Fierstein, Lauper to get ‘Kinky’ on B’way
- Last Updated: 11:04 AM, July 11, 2012
- Posted: 11:05 PM, July 10, 2012
The hype — much of it generated by this very column! — is already building for “Matilda,” the London hit that will land at the Shubert Theatre in the spring.
Rave reviews, Tony Awards, nice fat profits for investors?
Well, on Broadway, as in life, only a fool is sure.
If the producers of “Matilda” scan the showbiz horizon, they’ll see in the distance, gaining speed, what could be their chief competition — “Kinky Boots,” a new musical from Cyndi Lauper and Harvey Fierstein.
The show’s been given three staged readings in the past few months, and I heard that Broadway’s three landlords — Jujamcyn, Shubert and Nederlander — all threw their hats in the ring.

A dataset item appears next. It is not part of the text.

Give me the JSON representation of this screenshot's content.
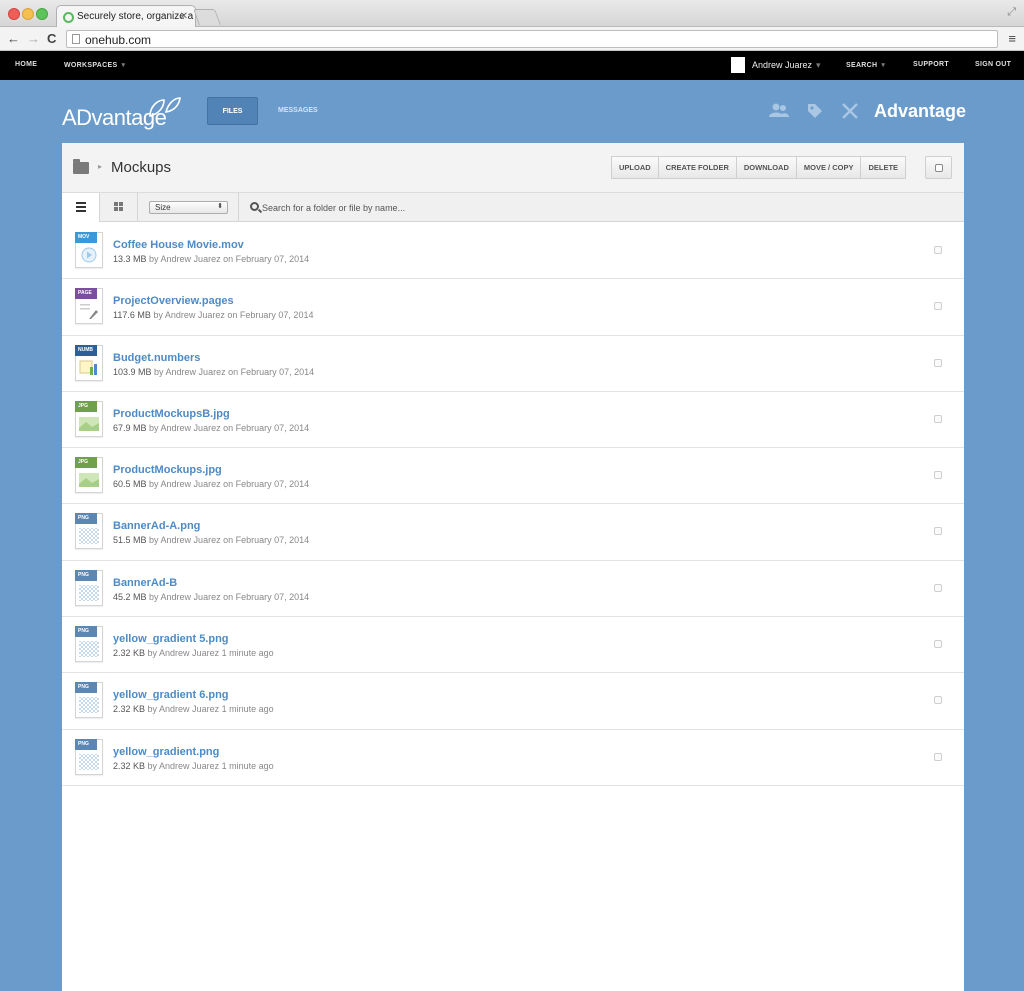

“It’s a wonderful thing,” says Fierstein, “when theater owners want your show.”
It appears that Jujamcyn’s got “Kinky Boots” and will put it in the Al Hirschfeld Theatre next spring following an out-of-town tryout in Chicago in the fall. Jujamcyn’s co-producer will be Hal Luftig, who’s on a roll with the hit revival of “Evita.”
Jerry Mitchell, who did “Legally Blonde,” is directing and choreographing, and the cast includes Billy Porter (the “Angels in America” revival), Stark Sands (“Journey’s End”) and Annaleigh Ashford (“Wicked”).

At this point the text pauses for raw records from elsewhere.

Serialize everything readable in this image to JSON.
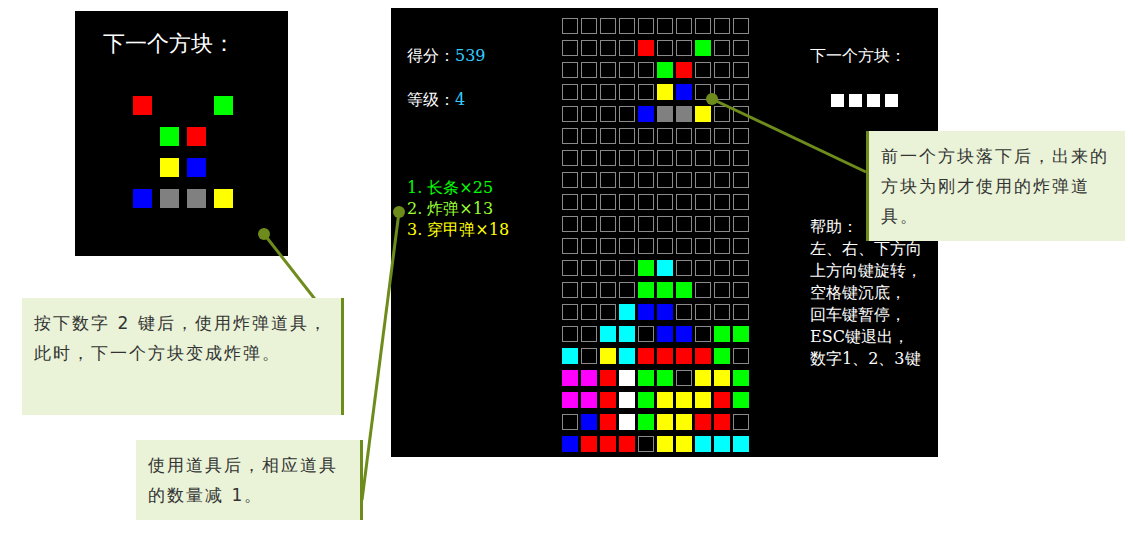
{
  "guide_panel": {
    "title": "下一个方块：",
    "preview": [
      [
        "#ff0000",
        "",
        "",
        "#00ff00"
      ],
      [
        "",
        "#00ff00",
        "#ff0000",
        ""
      ],
      [
        "",
        "#ffff00",
        "#0000ff",
        ""
      ],
      [
        "#0000ff",
        "#808080",
        "#808080",
        "#ffff00"
      ]
    ]
  },
  "game": {
    "score_label": "得分：",
    "score": "539",
    "level_label": "等级：",
    "level": "4",
    "items": [
      {
        "label": "1. 长条×25",
        "color": "#00ff00"
      },
      {
        "label": "2. 炸弹×13",
        "color": "#99ff33"
      },
      {
        "label": "3. 穿甲弹×18",
        "color": "#ffff00"
      }
    ],
    "board": [
      [
        "",
        "",
        "",
        "",
        "",
        "",
        "",
        "",
        "",
        ""
      ],
      [
        "",
        "",
        "",
        "",
        "#ff0000",
        "",
        "",
        "#00ff00",
        "",
        ""
      ],
      [
        "",
        "",
        "",
        "",
        "",
        "#00ff00",
        "#ff0000",
        "",
        "",
        ""
      ],
      [
        "",
        "",
        "",
        "",
        "",
        "#ffff00",
        "#0000ff",
        "",
        "",
        ""
      ],
      [
        "",
        "",
        "",
        "",
        "#0000ff",
        "#808080",
        "#808080",
        "#ffff00",
        "",
        ""
      ],
      [
        "",
        "",
        "",
        "",
        "",
        "",
        "",
        "",
        "",
        ""
      ],
      [
        "",
        "",
        "",
        "",
        "",
        "",
        "",
        "",
        "",
        ""
      ],
      [
        "",
        "",
        "",
        "",
        "",
        "",
        "",
        "",
        "",
        ""
      ],
      [
        "",
        "",
        "",
        "",
        "",
        "",
        "",
        "",
        "",
        ""
      ],
      [
        "",
        "",
        "",
        "",
        "",
        "",
        "",
        "",
        "",
        ""
      ],
      [
        "",
        "",
        "",
        "",
        "",
        "",
        "",
        "",
        "",
        ""
      ],
      [
        "",
        "",
        "",
        "",
        "#00ff00",
        "#00ffff",
        "",
        "",
        "",
        ""
      ],
      [
        "",
        "",
        "",
        "",
        "#00ff00",
        "#00ff00",
        "#00ff00",
        "",
        "",
        ""
      ],
      [
        "",
        "",
        "",
        "#00ffff",
        "#0000ff",
        "#0000ff",
        "",
        "",
        "",
        ""
      ],
      [
        "",
        "",
        "#00ffff",
        "#00ffff",
        "",
        "#0000ff",
        "#0000ff",
        "",
        "#00ff00",
        "#00ff00"
      ],
      [
        "#00ffff",
        "",
        "#ffff00",
        "#00ffff",
        "#ff0000",
        "#ff0000",
        "#ff0000",
        "#ff0000",
        "#00ff00",
        ""
      ],
      [
        "#ff00ff",
        "#ff00ff",
        "#ff0000",
        "#ffffff",
        "#00ff00",
        "#00ff00",
        "",
        "#ffff00",
        "#ffff00",
        "#00ff00"
      ],
      [
        "#ff00ff",
        "#ff00ff",
        "#ff0000",
        "#ffffff",
        "#00ff00",
        "#ffff00",
        "#ffff00",
        "#ffff00",
        "#ff0000",
        "#00ff00"
      ],
      [
        "",
        "#0000ff",
        "#ff0000",
        "#ffffff",
        "#00ff00",
        "#ffff00",
        "#ffff00",
        "#ff0000",
        "#ff0000",
        ""
      ],
      [
        "#0000ff",
        "#ff0000",
        "#ff0000",
        "#ff0000",
        "",
        "#ffff00",
        "#ffff00",
        "#00ffff",
        "#00ffff",
        "#00ffff"
      ]
    ],
    "next_title": "下一个方块：",
    "next": [
      "#ffffff",
      "#ffffff",
      "#ffffff",
      "#ffffff"
    ],
    "help_title": "帮助：",
    "help_lines": [
      "左、右、下方向",
      "上方向键旋转，",
      "空格键沉底，",
      "回车键暂停，",
      "ESC键退出，",
      "数字1、2、3键"
    ]
  },
  "callouts": [
    {
      "text": "按下数字 2 键后，使用炸弹道具，此时，下一个方块变成炸弹。"
    },
    {
      "text": "使用道具后，相应道具的数量减 1。"
    },
    {
      "text": "前一个方块落下后，出来的方块为刚才使用的炸弹道具。"
    }
  ]
}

The readings, says Fierstein, couldn’t have gone better.
“Jerry and I sat in the back for these presentations, and the room was packed,” he says. “It’s just a rehearsal room with neon lights, and you know they [potential investors] are there for one thing — money. We are not talking about the ideal emotional setting. But halfway through the first act, these tough men, these tough businessmen, were crying. And by Act 2, we had all the money in place. Baby, take a bow!
“My sister-in-law came up at the end of the show and said, ‘I want to put money in this.’ I said, ‘Darling, don’t you know the Mel Brooks rule — NEVER PUT YOUR OWN MONEY IN THE SHOW!’ ”
“Kinky Boots” is based on the 2005 film, itself based on a true story about a shoemaker whose company is on the verge of bankruptcy until he starts making shoes for transvestites. A sweet friendship springs up between the shoemaker, Charlie, and Simon, a transvestite whose stage name is Lola.
Fierstein’s an expert at adapting movies to the stage. He’s got a hit at the Nederlander with “Newsies,” he wrote the book for “La Cage aux Folles,” based on the French movie, and he contributed to another smash, “Hairspray.”
“The movie is charming,” Fierstein says of “Kinky Boots.”
“That was not the case with ‘Newsies,’ where we started with something awful,” he adds, laughing. “We have more freedom on ‘Kinky Boots’ because it’s not a cult film like ‘Newsies.’ And the people who loved ‘Newsies’ wanted it to stay awful!”
Fierstein delved into “Kinky Boots,” pulled it apart, changed some character motivations and gave the whole thing a meaningful thematic structure.
“There’s a huge difference between movies and theater,” he says. “Movies are about story. Theater is about ideas. You’ve got the story going, but you have to have something more to keep people in their seats for 2 1/2 hours. You have to have something bigger to say than, ‘Oh, we have a shoe factory, let’s make it a hit shoe factory!’ That ain’t really a reason to go to a musical.
“So with ‘Kinky Boots,’ I’ve amped up the story between Charlie and Simon. Both feel they are total failures to their fathers, but they become friends and help each other achieve success that even their fathers would have been proud of.”
Fierstein brought Lauper onboard, and everyone’s impressed with her score. It’s got character songs, club music, disco, ballads and her signature, get-up-and-dance numbers along the lines of “Girls Just Want To Have Fun.”
“Cyndi loves the theater,” says Fierstein. “She’s a total Rodgers & Hammerstein girl. She knows everything Bernstein ever wrote. So she decided to take the plunge, and I cannot praise her work enough.”
Fierstein and Co. are off to Chicago in September to put “Kinky Boots” on its feet.
“The show had an emotional reality at the reading, and now all I tell myself is, ‘Don’t f - - k it up, don’t f - - k it up, don’t f - - k it! That’s the hard part — going to the big theater, the big production, without losing the heart.”